Fox gets front row seat in White House briefing room


The White House Correspondents Association has spoken, and Fox News Channel has beaten out NPR and Bloomberg for a seat in the front row in the White House press room which opened up upon the exit of long-time correspondent Helen Thomas.

Thomas, who last worked for UPI, had the front center seat. FNC doesn’t get that one, but it does move into the seat being abandoned by the Associated Press, which was awarded the prime front and center location.
NPR will move up from the third row into FNC’s old second row seat.

Explaining its decision, WHCA wrote, “The board of the White House Correspondents Association has agreed, by consensus, to move the Associated Press to the front row, center seat in the James S. Brady Briefing Room. The board further agreed to move Fox News to the front row seat previously occupied by AP, and relocate NPR into the second row seat previously held by Fox, next to Bloomberg News. It was a very difficult decision. The board received requests from Bloomberg and NPR in addition to Fox for relocation to the front row and felt all three made compelling cases. But the board ultimately was persuaded by Fox’s length of service and commitment to the White House television pool.”

WHCA continued, “The board also made a series of adjustments to the larger seating chart, including the addition of a new seat for the foreign press pool. These deliberations mark the third time in four years the board has tackled this issue, and we urge members to view seating room changes as an ongoing process that will be revisited again as our industry evolves. The changes are effective Monday, August 2. In addition, the board member from NPR abstained from debate of seating assignments for the first two rows.”

Current WHCA officers include President David Jackson, USA TODAY; Vice President Caren Bohan, Reuters; Secretary Steve Scully, C-SPAN; and Treasurer Doug Mills, New York Times.

Board members include Carol Lee, Politico; Michael Scherer, Time Magazine; Julie Mason, DC Examiner; Don Gonyea, NPR; and Ed Henry, CNN.

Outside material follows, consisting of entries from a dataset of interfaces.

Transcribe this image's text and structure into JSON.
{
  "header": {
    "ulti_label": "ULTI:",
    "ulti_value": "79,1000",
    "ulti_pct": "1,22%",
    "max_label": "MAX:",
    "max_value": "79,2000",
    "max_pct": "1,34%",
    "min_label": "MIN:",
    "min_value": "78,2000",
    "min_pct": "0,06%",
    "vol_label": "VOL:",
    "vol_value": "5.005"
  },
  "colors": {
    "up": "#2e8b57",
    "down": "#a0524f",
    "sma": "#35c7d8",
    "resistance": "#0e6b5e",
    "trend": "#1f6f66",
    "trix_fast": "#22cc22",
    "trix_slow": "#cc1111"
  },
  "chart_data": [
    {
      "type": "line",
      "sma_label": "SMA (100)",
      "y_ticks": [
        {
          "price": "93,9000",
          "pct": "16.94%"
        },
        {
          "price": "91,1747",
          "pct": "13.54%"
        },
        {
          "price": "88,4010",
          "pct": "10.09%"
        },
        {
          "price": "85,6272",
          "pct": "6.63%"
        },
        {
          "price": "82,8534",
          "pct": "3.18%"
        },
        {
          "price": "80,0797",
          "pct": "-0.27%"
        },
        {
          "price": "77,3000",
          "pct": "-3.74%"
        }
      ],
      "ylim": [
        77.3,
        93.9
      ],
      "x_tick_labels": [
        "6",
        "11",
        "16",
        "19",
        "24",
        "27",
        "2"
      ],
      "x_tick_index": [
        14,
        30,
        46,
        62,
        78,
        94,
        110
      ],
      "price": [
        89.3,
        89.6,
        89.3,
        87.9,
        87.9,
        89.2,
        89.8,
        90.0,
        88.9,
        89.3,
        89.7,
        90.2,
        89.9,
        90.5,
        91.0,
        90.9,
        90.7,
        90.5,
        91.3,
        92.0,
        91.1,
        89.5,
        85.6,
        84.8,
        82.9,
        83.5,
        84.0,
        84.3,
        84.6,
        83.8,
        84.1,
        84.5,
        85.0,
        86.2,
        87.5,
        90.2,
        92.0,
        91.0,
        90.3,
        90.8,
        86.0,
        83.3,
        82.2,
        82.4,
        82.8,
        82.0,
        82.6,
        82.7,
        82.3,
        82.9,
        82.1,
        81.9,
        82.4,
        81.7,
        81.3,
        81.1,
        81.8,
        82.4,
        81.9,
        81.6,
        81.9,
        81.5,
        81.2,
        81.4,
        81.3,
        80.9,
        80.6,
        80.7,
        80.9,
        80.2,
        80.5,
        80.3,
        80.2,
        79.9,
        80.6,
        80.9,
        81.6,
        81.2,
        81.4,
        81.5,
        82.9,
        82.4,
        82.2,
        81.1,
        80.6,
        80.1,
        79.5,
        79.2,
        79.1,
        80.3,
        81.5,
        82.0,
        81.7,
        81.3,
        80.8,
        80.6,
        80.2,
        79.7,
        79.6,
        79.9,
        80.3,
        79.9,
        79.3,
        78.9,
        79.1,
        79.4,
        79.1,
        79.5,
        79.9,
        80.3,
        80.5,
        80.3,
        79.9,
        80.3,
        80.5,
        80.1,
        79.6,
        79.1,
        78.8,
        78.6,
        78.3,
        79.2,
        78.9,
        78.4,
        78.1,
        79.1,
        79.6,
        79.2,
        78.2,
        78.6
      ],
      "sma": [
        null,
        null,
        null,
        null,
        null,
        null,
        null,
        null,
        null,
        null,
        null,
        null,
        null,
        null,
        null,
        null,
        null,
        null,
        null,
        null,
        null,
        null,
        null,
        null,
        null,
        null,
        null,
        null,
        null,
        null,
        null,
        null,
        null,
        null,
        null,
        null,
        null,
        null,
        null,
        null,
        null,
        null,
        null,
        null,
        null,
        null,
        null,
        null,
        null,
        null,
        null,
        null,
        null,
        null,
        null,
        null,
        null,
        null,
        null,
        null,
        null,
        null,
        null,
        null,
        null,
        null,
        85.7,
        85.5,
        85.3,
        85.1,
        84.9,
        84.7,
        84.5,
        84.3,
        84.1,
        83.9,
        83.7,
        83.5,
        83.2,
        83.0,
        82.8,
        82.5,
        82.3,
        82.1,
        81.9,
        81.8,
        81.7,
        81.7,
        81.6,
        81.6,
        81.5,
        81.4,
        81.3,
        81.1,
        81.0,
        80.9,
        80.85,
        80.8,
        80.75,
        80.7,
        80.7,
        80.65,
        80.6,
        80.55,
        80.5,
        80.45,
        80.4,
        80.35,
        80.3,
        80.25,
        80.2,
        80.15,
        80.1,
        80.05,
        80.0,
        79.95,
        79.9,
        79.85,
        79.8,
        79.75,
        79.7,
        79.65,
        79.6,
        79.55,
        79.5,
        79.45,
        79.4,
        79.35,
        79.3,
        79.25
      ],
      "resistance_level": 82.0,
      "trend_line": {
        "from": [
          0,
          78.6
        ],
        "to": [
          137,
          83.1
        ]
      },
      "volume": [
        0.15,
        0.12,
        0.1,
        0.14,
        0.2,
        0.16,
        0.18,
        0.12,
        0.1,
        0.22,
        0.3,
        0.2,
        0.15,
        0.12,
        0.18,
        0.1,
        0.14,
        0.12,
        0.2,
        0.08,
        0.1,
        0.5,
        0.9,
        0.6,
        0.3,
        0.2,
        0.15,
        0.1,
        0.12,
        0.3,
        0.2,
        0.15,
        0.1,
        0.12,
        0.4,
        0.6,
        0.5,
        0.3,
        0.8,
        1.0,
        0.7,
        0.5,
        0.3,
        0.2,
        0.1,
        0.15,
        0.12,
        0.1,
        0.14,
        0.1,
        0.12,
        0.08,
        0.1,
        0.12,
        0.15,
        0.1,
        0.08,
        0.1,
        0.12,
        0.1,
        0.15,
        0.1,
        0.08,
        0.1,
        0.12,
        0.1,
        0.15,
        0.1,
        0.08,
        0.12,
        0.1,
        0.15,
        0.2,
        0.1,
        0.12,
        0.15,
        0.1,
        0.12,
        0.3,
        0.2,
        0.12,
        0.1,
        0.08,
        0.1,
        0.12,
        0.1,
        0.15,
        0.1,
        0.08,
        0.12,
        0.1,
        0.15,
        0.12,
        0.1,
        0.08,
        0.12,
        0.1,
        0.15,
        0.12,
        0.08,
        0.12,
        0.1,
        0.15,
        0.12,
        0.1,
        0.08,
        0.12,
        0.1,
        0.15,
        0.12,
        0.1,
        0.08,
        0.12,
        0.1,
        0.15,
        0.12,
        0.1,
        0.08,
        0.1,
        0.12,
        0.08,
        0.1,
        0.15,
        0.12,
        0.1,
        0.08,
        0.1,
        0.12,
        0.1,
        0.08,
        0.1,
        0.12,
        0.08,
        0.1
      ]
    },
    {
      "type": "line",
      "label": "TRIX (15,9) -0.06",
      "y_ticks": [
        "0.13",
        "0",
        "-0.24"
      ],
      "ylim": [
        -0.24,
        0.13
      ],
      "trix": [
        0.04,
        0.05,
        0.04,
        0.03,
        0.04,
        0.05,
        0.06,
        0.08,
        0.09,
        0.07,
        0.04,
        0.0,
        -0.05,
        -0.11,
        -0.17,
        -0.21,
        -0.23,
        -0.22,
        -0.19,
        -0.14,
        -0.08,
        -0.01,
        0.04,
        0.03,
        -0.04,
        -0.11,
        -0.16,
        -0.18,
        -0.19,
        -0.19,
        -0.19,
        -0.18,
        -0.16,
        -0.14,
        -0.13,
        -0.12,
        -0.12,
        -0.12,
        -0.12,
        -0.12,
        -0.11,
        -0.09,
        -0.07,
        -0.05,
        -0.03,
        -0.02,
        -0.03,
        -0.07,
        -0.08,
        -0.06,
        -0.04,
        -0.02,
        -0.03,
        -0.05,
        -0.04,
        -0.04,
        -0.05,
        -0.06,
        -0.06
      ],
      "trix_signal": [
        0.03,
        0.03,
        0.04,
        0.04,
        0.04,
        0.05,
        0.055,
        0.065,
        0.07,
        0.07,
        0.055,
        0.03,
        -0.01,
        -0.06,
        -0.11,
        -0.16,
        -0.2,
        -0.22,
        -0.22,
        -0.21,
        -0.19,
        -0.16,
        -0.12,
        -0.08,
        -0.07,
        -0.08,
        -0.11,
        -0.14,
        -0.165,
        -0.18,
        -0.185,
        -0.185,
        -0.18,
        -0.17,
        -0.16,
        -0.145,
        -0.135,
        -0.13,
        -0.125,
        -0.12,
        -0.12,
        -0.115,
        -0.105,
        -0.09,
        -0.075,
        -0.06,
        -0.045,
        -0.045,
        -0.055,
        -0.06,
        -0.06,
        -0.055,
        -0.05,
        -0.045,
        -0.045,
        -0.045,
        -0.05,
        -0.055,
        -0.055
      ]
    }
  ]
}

RBR-TVBR observation: Somewhere in America, Milwaukee Brewers play-by-play broadcaster and former Miller Lite commercial star Bob Uecker is smiling.